Containing accounts of the cruelties and atrocities of the Barbary Corsairs, with narratives of the expeditions sent against them, and the final capture of Algiers by the French in 1830.
That former den of pirates, the city of Algiers is situated on the shores of a pretty deep bay, by which the northern coast of Africa, is here indented, and may be said to form an irregular triangular figure, the base line of which abuts on the sea, while the apex is formed by the Cassaubah, or citadel, which answered the double purpose of a fort to defend and awe the city, and a palace for the habitation of the Dey and his court. The hill on which the city is built, slopes rather rapidly upwards, so that every house is visible from the sea, in consequence of which it was always sure to suffer severely from a bombardment. The top of the hill has an elevation of nearly five hundred feet, and exactly at this point is built the citadel; the whole town lying between it and the sea. The houses of Algiers have no roofs, but are all terminated by terraces, which are constantly whitewashed; and as the exterior walls, the fort, the batteries and the walls are similarly beautified, the whole city, from a distance, looks not unlike a vast chalk quarry opened on the side of a hill.

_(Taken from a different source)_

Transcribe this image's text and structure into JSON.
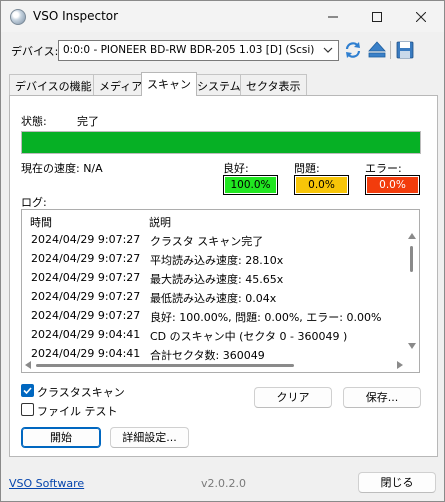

The fortifications towards the sea are of amasing strength, and with the additions made since Lord Exmouth's attack, may be considered as almost impregnable. They occupy the entire of a small island, which lies a short distance in front of the city, to which it is connected at one end by a magnificent mole of solid masonry, while the other which commands the entrance of the port, is crowned with a battery, bristling with cannon of immense calibre, which would instantly sink any vessel which should now attempt to occupy the station taken by the Queen Charlotte on that memorable occasion.
On the land side, the defences are by no means of equal strength, as they were always considered rather as a shelter against an insurrectionary movement of the natives, than as intended to repulse the regular attacks of a disciplined army. In fact defences on this side would be of little use as the city is completely commanded by different hills, particularly that on which the Emperor's fort is built, and was obliged instantly to capitulate, as soon as this latter had fallen into the hands of the French, in 1830.
Click the link for the rest of this article on the Algerine (Barbary) Corsairs.